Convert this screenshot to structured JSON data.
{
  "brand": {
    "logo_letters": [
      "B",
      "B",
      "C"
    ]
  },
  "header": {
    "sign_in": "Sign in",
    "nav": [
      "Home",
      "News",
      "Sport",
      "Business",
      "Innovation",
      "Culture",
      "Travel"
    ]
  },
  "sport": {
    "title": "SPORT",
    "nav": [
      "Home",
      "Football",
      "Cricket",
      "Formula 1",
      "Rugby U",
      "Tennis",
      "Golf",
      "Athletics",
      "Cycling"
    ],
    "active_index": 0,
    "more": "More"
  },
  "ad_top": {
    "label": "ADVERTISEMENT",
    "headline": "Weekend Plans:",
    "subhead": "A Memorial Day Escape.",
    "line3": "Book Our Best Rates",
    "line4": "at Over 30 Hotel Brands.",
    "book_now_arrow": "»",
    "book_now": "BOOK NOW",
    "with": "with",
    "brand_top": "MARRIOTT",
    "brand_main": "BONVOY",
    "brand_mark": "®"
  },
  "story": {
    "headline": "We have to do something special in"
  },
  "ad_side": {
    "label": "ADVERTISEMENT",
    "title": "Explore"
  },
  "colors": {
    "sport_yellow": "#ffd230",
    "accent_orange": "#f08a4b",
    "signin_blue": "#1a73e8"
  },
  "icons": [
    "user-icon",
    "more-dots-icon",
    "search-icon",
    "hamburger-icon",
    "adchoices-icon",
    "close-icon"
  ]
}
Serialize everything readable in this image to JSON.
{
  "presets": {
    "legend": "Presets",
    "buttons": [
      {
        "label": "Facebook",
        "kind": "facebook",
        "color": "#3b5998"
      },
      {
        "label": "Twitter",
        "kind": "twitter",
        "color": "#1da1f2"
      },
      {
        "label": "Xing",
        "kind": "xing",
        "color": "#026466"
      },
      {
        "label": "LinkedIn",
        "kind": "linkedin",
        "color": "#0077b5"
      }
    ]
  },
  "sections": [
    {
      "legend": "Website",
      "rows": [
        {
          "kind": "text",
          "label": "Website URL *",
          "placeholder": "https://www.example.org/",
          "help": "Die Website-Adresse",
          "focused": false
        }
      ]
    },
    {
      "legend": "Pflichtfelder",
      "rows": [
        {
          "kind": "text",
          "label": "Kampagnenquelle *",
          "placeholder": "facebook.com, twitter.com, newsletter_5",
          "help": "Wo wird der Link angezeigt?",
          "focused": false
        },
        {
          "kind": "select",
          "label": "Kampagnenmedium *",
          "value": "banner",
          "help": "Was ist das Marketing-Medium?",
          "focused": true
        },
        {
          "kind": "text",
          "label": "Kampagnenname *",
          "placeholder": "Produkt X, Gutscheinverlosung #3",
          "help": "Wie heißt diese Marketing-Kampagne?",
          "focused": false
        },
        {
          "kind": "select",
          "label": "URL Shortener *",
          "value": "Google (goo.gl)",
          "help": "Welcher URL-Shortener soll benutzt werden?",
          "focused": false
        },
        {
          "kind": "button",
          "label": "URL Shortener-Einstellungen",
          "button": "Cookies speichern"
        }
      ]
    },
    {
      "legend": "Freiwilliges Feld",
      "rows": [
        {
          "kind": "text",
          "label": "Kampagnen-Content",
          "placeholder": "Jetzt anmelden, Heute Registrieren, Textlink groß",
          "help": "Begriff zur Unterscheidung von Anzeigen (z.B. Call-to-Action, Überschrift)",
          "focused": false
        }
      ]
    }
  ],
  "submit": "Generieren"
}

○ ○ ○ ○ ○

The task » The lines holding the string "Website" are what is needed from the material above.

Written answer »
      "legend": "Website",
          "label": "Website URL *",
          "help": "Die Website-Adresse",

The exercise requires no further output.